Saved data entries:
Content starts

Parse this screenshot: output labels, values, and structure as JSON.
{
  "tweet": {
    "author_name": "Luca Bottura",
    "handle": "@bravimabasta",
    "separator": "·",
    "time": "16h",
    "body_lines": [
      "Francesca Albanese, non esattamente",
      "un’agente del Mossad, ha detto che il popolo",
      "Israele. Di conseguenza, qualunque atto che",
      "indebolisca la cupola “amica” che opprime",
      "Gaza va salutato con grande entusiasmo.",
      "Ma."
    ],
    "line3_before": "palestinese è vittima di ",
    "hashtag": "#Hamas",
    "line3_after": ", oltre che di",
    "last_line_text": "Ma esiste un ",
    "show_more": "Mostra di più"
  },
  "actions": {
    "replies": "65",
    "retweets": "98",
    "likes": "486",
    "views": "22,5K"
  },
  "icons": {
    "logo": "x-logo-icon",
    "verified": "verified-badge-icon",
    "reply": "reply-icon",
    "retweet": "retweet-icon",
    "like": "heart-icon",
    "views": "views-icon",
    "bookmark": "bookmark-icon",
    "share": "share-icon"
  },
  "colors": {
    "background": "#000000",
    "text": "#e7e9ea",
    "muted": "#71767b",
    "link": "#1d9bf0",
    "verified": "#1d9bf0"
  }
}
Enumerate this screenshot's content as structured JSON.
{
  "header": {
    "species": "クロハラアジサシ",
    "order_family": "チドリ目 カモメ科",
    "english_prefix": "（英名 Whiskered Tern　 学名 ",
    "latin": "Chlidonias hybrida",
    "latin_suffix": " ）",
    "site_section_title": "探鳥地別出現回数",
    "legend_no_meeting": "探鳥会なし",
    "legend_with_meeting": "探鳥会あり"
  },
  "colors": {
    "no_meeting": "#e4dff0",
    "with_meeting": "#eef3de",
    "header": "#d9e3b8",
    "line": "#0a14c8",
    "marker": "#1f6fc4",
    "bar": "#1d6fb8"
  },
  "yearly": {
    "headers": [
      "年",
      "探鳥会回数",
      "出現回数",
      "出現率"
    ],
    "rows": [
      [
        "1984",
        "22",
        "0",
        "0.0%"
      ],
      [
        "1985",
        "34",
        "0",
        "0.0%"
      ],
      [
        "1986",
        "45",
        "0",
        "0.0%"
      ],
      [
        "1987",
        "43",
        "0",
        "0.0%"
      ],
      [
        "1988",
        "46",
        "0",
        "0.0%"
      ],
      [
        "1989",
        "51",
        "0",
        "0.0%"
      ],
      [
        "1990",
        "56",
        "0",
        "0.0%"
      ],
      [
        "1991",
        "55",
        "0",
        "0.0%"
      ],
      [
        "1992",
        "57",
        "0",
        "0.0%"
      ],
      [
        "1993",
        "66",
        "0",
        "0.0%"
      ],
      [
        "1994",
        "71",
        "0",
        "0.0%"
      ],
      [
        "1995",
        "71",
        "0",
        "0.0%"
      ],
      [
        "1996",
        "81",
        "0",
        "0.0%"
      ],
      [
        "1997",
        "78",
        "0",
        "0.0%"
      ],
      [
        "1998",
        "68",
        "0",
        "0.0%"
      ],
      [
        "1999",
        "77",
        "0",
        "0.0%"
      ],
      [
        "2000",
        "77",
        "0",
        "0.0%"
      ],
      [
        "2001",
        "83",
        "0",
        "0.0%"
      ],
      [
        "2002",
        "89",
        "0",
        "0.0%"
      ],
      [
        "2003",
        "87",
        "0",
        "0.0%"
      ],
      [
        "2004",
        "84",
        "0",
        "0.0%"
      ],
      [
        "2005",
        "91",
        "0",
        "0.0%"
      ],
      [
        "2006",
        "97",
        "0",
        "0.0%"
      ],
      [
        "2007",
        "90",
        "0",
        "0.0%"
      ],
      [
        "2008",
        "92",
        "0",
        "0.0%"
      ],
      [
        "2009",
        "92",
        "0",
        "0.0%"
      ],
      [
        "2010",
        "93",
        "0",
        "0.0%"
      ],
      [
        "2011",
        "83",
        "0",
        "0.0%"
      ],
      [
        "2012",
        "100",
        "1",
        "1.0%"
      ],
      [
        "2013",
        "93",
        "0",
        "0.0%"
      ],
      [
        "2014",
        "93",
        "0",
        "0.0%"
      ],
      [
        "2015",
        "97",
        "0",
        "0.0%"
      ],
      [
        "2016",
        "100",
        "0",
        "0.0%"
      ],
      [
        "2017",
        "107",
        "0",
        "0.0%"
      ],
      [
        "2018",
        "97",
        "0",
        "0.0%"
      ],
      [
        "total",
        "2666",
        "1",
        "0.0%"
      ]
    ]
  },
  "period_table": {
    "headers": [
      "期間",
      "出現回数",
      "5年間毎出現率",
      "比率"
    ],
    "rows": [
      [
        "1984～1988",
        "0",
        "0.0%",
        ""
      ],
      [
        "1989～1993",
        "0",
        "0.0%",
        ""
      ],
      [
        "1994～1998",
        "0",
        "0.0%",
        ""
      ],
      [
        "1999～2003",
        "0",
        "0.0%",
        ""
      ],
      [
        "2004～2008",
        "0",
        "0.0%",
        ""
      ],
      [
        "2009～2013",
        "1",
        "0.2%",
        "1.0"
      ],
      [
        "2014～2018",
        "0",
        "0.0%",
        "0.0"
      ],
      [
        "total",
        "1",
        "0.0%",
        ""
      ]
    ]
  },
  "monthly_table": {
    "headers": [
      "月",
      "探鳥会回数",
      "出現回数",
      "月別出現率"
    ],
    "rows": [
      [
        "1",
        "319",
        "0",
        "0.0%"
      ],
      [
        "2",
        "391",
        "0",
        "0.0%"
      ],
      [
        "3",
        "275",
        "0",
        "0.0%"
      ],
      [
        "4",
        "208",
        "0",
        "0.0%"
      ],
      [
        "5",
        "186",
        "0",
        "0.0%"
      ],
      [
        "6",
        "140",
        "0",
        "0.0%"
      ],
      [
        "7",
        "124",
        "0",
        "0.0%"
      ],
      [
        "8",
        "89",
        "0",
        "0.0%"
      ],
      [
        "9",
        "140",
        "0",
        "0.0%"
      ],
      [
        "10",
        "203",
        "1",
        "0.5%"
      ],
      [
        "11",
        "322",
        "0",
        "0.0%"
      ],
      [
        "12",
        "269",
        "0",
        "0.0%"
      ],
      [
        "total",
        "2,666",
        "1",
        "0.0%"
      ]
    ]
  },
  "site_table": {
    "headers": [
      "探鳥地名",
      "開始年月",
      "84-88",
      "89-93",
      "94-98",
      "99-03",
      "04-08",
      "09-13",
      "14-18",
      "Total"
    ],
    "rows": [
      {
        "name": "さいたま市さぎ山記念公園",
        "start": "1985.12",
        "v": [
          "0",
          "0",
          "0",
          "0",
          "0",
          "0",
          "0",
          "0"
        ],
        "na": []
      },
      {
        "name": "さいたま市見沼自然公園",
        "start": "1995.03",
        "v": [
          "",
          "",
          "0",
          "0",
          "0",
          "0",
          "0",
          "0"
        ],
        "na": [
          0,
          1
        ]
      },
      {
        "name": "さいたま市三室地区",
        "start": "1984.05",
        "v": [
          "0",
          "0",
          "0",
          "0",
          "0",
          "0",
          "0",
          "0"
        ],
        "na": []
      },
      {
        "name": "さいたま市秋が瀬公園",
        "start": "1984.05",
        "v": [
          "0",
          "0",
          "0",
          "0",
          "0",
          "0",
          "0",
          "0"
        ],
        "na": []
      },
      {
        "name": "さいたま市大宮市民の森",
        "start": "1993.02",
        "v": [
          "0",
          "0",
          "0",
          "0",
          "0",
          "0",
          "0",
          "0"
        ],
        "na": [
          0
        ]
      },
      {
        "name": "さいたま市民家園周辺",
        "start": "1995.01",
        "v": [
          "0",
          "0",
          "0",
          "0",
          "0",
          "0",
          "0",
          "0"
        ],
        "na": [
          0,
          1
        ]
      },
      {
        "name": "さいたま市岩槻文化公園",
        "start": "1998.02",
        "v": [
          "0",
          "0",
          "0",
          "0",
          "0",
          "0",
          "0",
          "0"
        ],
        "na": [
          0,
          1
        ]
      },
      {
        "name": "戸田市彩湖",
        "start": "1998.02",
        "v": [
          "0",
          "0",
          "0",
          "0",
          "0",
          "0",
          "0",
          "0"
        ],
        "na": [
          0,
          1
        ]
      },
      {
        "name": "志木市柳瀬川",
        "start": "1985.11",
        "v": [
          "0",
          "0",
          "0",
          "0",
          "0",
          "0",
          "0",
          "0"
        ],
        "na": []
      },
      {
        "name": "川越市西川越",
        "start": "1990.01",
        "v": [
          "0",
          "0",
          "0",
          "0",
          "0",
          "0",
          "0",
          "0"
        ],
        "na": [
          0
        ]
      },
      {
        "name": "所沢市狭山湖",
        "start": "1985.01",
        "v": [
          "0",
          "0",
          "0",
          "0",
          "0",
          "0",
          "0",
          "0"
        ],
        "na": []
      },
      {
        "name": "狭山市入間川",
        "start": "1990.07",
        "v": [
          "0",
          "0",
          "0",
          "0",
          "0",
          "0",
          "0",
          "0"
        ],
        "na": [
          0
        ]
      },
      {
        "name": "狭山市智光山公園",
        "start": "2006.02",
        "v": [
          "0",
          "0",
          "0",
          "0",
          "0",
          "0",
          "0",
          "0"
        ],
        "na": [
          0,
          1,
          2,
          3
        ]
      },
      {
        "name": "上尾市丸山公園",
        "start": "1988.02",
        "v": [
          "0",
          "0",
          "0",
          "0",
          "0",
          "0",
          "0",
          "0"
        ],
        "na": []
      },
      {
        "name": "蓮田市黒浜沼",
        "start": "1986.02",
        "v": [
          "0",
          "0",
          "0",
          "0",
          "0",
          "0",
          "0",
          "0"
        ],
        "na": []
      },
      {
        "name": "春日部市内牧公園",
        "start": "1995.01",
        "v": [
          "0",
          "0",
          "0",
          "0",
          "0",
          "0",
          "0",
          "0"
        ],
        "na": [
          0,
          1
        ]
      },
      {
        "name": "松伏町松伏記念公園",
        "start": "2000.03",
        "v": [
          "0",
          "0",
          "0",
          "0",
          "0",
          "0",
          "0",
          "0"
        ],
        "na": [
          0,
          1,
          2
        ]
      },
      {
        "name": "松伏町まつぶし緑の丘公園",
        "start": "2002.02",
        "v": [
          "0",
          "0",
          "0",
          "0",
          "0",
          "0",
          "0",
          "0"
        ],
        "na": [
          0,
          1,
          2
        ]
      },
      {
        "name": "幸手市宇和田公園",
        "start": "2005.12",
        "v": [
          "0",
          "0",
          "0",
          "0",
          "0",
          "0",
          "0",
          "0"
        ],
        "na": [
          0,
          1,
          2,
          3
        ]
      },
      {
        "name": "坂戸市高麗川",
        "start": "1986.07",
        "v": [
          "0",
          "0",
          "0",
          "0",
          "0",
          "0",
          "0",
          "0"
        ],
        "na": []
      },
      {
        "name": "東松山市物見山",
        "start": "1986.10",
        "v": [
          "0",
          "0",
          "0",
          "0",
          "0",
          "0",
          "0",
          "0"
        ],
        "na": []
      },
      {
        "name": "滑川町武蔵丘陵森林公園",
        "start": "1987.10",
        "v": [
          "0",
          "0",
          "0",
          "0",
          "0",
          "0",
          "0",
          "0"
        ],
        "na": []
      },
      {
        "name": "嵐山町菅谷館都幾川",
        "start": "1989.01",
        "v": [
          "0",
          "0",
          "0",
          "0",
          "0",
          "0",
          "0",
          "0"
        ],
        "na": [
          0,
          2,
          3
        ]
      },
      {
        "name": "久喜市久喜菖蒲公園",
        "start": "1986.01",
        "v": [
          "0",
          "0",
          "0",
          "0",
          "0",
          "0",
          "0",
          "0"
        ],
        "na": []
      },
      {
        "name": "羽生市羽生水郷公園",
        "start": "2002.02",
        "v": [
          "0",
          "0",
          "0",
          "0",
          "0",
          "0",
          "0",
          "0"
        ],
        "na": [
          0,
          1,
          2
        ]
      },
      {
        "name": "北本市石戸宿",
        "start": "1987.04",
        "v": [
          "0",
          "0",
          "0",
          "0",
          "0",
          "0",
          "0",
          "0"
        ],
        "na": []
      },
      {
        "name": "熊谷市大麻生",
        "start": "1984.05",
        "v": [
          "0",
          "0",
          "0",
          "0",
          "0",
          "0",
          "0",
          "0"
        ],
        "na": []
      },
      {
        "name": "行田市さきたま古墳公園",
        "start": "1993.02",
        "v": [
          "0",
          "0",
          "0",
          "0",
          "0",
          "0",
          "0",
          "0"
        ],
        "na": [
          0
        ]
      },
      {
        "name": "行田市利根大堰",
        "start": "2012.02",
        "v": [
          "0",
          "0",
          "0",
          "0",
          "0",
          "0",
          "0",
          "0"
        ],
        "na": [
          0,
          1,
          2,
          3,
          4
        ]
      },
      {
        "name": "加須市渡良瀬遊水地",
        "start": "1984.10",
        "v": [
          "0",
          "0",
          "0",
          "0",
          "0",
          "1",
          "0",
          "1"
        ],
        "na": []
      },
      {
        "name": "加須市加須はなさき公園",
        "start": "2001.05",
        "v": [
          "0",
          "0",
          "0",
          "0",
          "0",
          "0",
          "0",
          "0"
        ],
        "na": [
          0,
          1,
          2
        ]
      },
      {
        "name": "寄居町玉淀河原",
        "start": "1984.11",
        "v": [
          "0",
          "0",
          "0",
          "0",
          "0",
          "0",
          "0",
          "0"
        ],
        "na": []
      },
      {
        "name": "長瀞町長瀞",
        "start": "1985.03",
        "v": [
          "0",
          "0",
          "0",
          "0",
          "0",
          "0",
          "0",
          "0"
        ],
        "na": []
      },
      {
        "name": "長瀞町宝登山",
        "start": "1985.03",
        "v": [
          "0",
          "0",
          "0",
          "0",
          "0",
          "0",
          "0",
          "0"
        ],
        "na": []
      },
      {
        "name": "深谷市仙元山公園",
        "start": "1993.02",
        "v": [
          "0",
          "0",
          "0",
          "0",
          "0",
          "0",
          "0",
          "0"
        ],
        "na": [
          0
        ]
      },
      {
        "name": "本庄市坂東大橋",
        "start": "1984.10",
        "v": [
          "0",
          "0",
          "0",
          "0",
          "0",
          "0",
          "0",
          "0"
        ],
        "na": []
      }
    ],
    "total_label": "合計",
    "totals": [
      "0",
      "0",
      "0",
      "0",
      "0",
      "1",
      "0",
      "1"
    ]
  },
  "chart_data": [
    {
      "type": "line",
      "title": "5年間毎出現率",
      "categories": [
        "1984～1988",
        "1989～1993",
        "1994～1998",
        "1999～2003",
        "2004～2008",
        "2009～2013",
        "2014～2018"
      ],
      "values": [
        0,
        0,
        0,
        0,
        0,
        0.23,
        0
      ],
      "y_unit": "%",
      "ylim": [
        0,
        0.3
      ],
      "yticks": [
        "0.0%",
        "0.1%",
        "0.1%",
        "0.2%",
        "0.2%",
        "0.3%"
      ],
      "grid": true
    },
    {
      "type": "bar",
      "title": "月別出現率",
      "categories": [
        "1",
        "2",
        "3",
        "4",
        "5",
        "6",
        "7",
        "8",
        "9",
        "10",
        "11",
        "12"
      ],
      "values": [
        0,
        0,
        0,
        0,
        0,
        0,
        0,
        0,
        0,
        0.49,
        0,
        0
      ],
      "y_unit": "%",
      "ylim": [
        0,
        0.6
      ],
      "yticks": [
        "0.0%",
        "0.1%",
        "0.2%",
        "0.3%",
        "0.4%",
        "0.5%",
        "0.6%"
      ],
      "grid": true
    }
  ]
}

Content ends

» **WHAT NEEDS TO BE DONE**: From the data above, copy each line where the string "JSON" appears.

» **SOLUTION**:
Parse this screenshot: output labels, values, and structure as JSON.
Enumerate this screenshot's content as structured JSON.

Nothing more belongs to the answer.